They also offer a much simpler and more powerful means to impose
invariants on data structures than coding with nested types.  Going
further, inductively defined relations on types might well deliver much of
the useful functionality for which we currently need multi-parameter
classes, with the bonus of a ready-made language of instances which could
be supplied explicitly wherever inference is inadequate.

I can imagine that some might react `that's too much like dependent types'
whilst others might complain `that's not enough like dependent types'. To
the former, I'd suggest that Haskell already supports too many clumsy
fakes of fairly elementary dependent types (via type classes, nested
types, etc) and that adding a better fake might help tidy things up. 

Naturally, I have more sympathy with the latter position, but I'm trying
to be prudent with its purpose. What happens if we just remove the
distinction between type- and term-level programs, perhaps taking * :: *? 
Term-level programs can do bad things like fail to terminate (but so can
type-class programs) or fail to match (but so can generic programs), so
why not go all the way? From an implementation perspective, I'd argue that
removing the distinction between Haskell's static and dynamic languages
would be an interesting area of study, but not exactly achievable by
evolution. From a more principled perspective, I'd argue that the existing
bad static behaviour is no excuse for worse. The point of treating
type-level programming as programming is to _improve_ static behaviour:
the static language should resemble the dynamic language, but without the
criminal tendencies. 

Looking to the future, dependent types offer a revolutionary change in
functional programming.

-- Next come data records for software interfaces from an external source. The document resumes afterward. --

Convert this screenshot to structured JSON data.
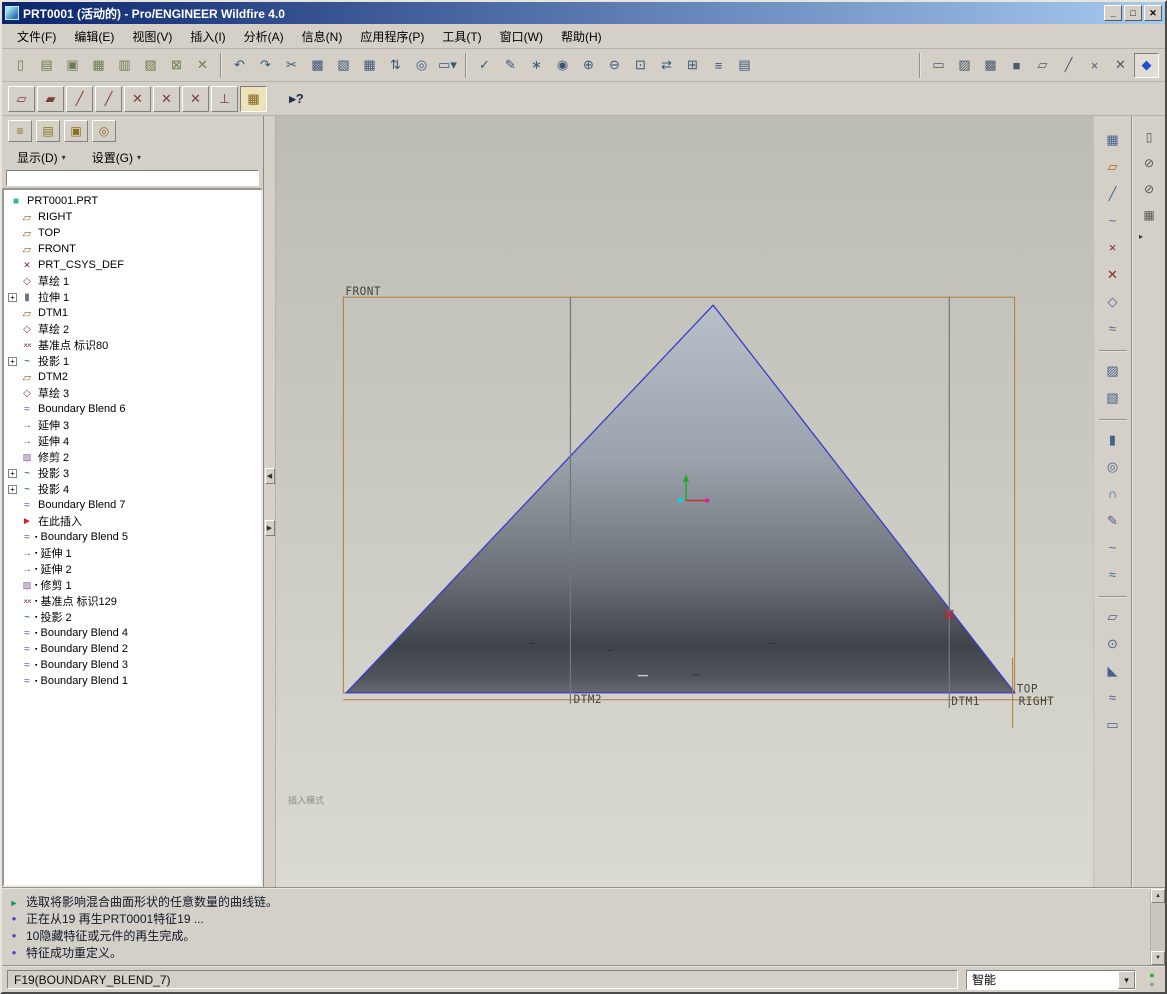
{
  "colors": {
    "chrome": "#d4d0c8",
    "titlebar-start": "#0b256d",
    "titlebar-end": "#a7caf0",
    "canvas-top": "#bcbcb4",
    "canvas-bottom": "#dadad2",
    "edge-blue": "#3c3cc8",
    "datum-brown": "#b27a38",
    "status-green": "#28b028"
  },
  "window": {
    "title": "PRT0001 (活动的) - Pro/ENGINEER Wildfire 4.0"
  },
  "titlebar_buttons": [
    {
      "name": "minimize-button",
      "glyph": "_"
    },
    {
      "name": "maximize-button",
      "glyph": "□"
    },
    {
      "name": "close-button",
      "glyph": "✕"
    }
  ],
  "menu": [
    {
      "name": "menu-file",
      "label": "文件(F)"
    },
    {
      "name": "menu-edit",
      "label": "编辑(E)"
    },
    {
      "name": "menu-view",
      "label": "视图(V)"
    },
    {
      "name": "menu-insert",
      "label": "插入(I)"
    },
    {
      "name": "menu-analysis",
      "label": "分析(A)"
    },
    {
      "name": "menu-info",
      "label": "信息(N)"
    },
    {
      "name": "menu-applications",
      "label": "应用程序(P)"
    },
    {
      "name": "menu-tools",
      "label": "工具(T)"
    },
    {
      "name": "menu-window",
      "label": "窗口(W)"
    },
    {
      "name": "menu-help",
      "label": "帮助(H)"
    }
  ],
  "toolbar_file": [
    {
      "name": "new-file-button",
      "glyph": "▯"
    },
    {
      "name": "open-file-button",
      "glyph": "▤"
    },
    {
      "name": "save-button",
      "glyph": "▣"
    },
    {
      "name": "save-copy-button",
      "glyph": "▦"
    },
    {
      "name": "print-button",
      "glyph": "▥"
    },
    {
      "name": "print-setup-button",
      "glyph": "▨"
    },
    {
      "name": "erase-display-button",
      "glyph": "⊠"
    },
    {
      "name": "delete-versions-button",
      "glyph": "✕"
    }
  ],
  "toolbar_edit": [
    {
      "name": "undo-button",
      "glyph": "↶"
    },
    {
      "name": "redo-button",
      "glyph": "↷"
    },
    {
      "name": "cut-button",
      "glyph": "✂"
    },
    {
      "name": "copy-button",
      "glyph": "▩"
    },
    {
      "name": "paste-button",
      "glyph": "▧"
    },
    {
      "name": "paste-special-button",
      "glyph": "▦"
    },
    {
      "name": "regenerate-button",
      "glyph": "⇅"
    },
    {
      "name": "find-button",
      "glyph": "◎"
    },
    {
      "name": "selection-filter-button",
      "glyph": "▭▾"
    }
  ],
  "toolbar_view": [
    {
      "name": "verify-button",
      "glyph": "✓"
    },
    {
      "name": "annotate-button",
      "glyph": "✎"
    },
    {
      "name": "spin-center-button",
      "glyph": "∗"
    },
    {
      "name": "orient-mode-button",
      "glyph": "◉"
    },
    {
      "name": "zoom-in-button",
      "glyph": "⊕"
    },
    {
      "name": "zoom-out-button",
      "glyph": "⊖"
    },
    {
      "name": "refit-button",
      "glyph": "⊡"
    },
    {
      "name": "reorient-button",
      "glyph": "⇄"
    },
    {
      "name": "saved-views-button",
      "glyph": "⊞"
    },
    {
      "name": "layers-button",
      "glyph": "≡"
    },
    {
      "name": "view-manager-button",
      "glyph": "▤"
    }
  ],
  "toolbar_display": [
    {
      "name": "wireframe-button",
      "glyph": "▭"
    },
    {
      "name": "hidden-line-button",
      "glyph": "▨"
    },
    {
      "name": "no-hidden-button",
      "glyph": "▩"
    },
    {
      "name": "shaded-button",
      "glyph": "■"
    },
    {
      "name": "datum-planes-toggle",
      "glyph": "▱"
    },
    {
      "name": "datum-axes-toggle",
      "glyph": "╱"
    },
    {
      "name": "datum-points-toggle",
      "glyph": "×"
    },
    {
      "name": "datum-csys-toggle",
      "glyph": "✕"
    },
    {
      "name": "shading-toggle",
      "glyph": "◆",
      "state": "active"
    }
  ],
  "toolbar_sketch": [
    {
      "name": "datum-display-button",
      "glyph": "▱"
    },
    {
      "name": "datum-fill-display-button",
      "glyph": "▰"
    },
    {
      "name": "axis-display-button",
      "glyph": "╱"
    },
    {
      "name": "axis-tag-display-button",
      "glyph": "╱"
    },
    {
      "name": "point-display-button",
      "glyph": "✕"
    },
    {
      "name": "point-tag-display-button",
      "glyph": "✕"
    },
    {
      "name": "csys-display-button",
      "glyph": "✕"
    },
    {
      "name": "vertex-display-button",
      "glyph": "⊥"
    },
    {
      "name": "grid-toggle-button",
      "glyph": "▦",
      "state": "active"
    }
  ],
  "context_help": {
    "glyph": "▸?"
  },
  "tree_toolbar": [
    {
      "name": "model-tree-toggle-button",
      "glyph": "≡"
    },
    {
      "name": "folder-browser-button",
      "glyph": "▤"
    },
    {
      "name": "favorites-button",
      "glyph": "▣"
    },
    {
      "name": "connections-button",
      "glyph": "◎"
    }
  ],
  "tree_menus": [
    {
      "name": "show-menu",
      "label": "显示(D)"
    },
    {
      "name": "settings-menu",
      "label": "设置(G)"
    }
  ],
  "model_tree": [
    {
      "ind": "root",
      "icon": "part",
      "label": "PRT0001.PRT"
    },
    {
      "ind": "child",
      "icon": "datum-plane",
      "label": "RIGHT"
    },
    {
      "ind": "child",
      "icon": "datum-plane",
      "label": "TOP"
    },
    {
      "ind": "child",
      "icon": "datum-plane",
      "label": "FRONT"
    },
    {
      "ind": "child",
      "icon": "csys",
      "label": "PRT_CSYS_DEF"
    },
    {
      "ind": "child",
      "icon": "sketch",
      "label": "草绘 1"
    },
    {
      "ind": "child",
      "icon": "extrude",
      "label": "拉伸 1",
      "expand": "+"
    },
    {
      "ind": "child",
      "icon": "datum-plane",
      "label": "DTM1"
    },
    {
      "ind": "child",
      "icon": "sketch",
      "label": "草绘 2"
    },
    {
      "ind": "child",
      "icon": "datum-point",
      "label": "基准点 标识80"
    },
    {
      "ind": "child",
      "icon": "projection",
      "label": "投影 1",
      "expand": "+"
    },
    {
      "ind": "child",
      "icon": "datum-plane",
      "label": "DTM2"
    },
    {
      "ind": "child",
      "icon": "sketch",
      "label": "草绘 3"
    },
    {
      "ind": "child",
      "icon": "blend",
      "label": "Boundary Blend 6"
    },
    {
      "ind": "child",
      "icon": "extend",
      "label": "延伸 3"
    },
    {
      "ind": "child",
      "icon": "extend",
      "label": "延伸 4"
    },
    {
      "ind": "child",
      "icon": "trim",
      "label": "修剪 2"
    },
    {
      "ind": "child",
      "icon": "projection",
      "label": "投影 3",
      "expand": "+"
    },
    {
      "ind": "child",
      "icon": "projection",
      "label": "投影 4",
      "expand": "+"
    },
    {
      "ind": "child",
      "icon": "blend",
      "label": "Boundary Blend 7"
    },
    {
      "ind": "child",
      "icon": "insert-arrow",
      "label": "在此插入"
    },
    {
      "ind": "child",
      "icon": "blend",
      "label": "Boundary Blend 5",
      "mark": "▪"
    },
    {
      "ind": "child",
      "icon": "extend",
      "label": "延伸 1",
      "mark": "▪"
    },
    {
      "ind": "child",
      "icon": "extend",
      "label": "延伸 2",
      "mark": "▪"
    },
    {
      "ind": "child",
      "icon": "trim",
      "label": "修剪 1",
      "mark": "▪"
    },
    {
      "ind": "child",
      "icon": "datum-point",
      "label": "基准点 标识129",
      "mark": "▪"
    },
    {
      "ind": "child",
      "icon": "projection",
      "label": "投影 2",
      "mark": "▪"
    },
    {
      "ind": "child",
      "icon": "blend",
      "label": "Boundary Blend 4",
      "mark": "▪"
    },
    {
      "ind": "child",
      "icon": "blend",
      "label": "Boundary Blend 2",
      "mark": "▪"
    },
    {
      "ind": "child",
      "icon": "blend",
      "label": "Boundary Blend 3",
      "mark": "▪"
    },
    {
      "ind": "child",
      "icon": "blend",
      "label": "Boundary Blend 1",
      "mark": "▪"
    }
  ],
  "splitter": {
    "collapse": "◀",
    "expand": "▶"
  },
  "graphics": {
    "labels": {
      "front": "FRONT",
      "dtm2": "DTM2",
      "dtm1": "DTM1",
      "top": "TOP",
      "right": "RIGHT"
    },
    "mode_text": "插入模式"
  },
  "right_datum_tools": [
    {
      "name": "style-states-tool",
      "glyph": "▦"
    },
    {
      "name": "datum-plane-tool",
      "glyph": "▱"
    },
    {
      "name": "datum-axis-tool",
      "glyph": "╱"
    },
    {
      "name": "datum-curve-tool",
      "glyph": "~"
    },
    {
      "name": "datum-point-tool",
      "glyph": "×"
    },
    {
      "name": "datum-csys-tool",
      "glyph": "✕"
    },
    {
      "name": "sketch-tool",
      "glyph": "◇"
    },
    {
      "name": "analysis-display-tool",
      "glyph": "≈"
    }
  ],
  "right_surface_tools": [
    {
      "name": "copy-geometry-tool",
      "glyph": "▨"
    },
    {
      "name": "offset-surface-tool",
      "glyph": "▧"
    }
  ],
  "right_feature_tools": [
    {
      "name": "extrude-tool",
      "glyph": "▮"
    },
    {
      "name": "revolve-tool",
      "glyph": "◎"
    },
    {
      "name": "boundary-blend-tool",
      "glyph": "∩"
    },
    {
      "name": "sweep-tool",
      "glyph": "✎"
    },
    {
      "name": "curve-tool",
      "glyph": "~"
    },
    {
      "name": "wrap-tool",
      "glyph": "≈"
    }
  ],
  "right_modify_tools": [
    {
      "name": "mirror-tool",
      "glyph": "▱"
    },
    {
      "name": "merge-tool",
      "glyph": "⊙"
    },
    {
      "name": "trim-tool",
      "glyph": "◣"
    },
    {
      "name": "pattern-tool",
      "glyph": "≈"
    },
    {
      "name": "flatten-tool",
      "glyph": "▭"
    }
  ],
  "right_dock": [
    {
      "name": "window-dock-button",
      "glyph": "▯"
    },
    {
      "name": "clip-toggle-button",
      "glyph": "⊘"
    },
    {
      "name": "spin-toggle-button",
      "glyph": "⊘"
    },
    {
      "name": "grid-dock-button",
      "glyph": "▦"
    }
  ],
  "dock_expand": {
    "glyph": "▸"
  },
  "messages": [
    {
      "kind": "prompt",
      "text": "选取将影响混合曲面形状的任意数量的曲线链。"
    },
    {
      "kind": "info",
      "text": "正在从19 再生PRT0001特征19 ..."
    },
    {
      "kind": "info",
      "text": "10隐藏特征或元件的再生完成。"
    },
    {
      "kind": "info",
      "text": "特征成功重定义。"
    }
  ],
  "status": {
    "left": "F19(BOUNDARY_BLEND_7)",
    "filter_value": "智能"
  }
}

I believe this revolution is both necessary and
inevitable. I also believe it can be bloodless, even joyous. I hope that
Haskell will begin to step cautiously, but consciously, in that direction.
Turning `type' declarations from macros to programs would be a good first
move. It's long past time to accept that we've outgrown type inference. 

I'll stop thumping my drum now.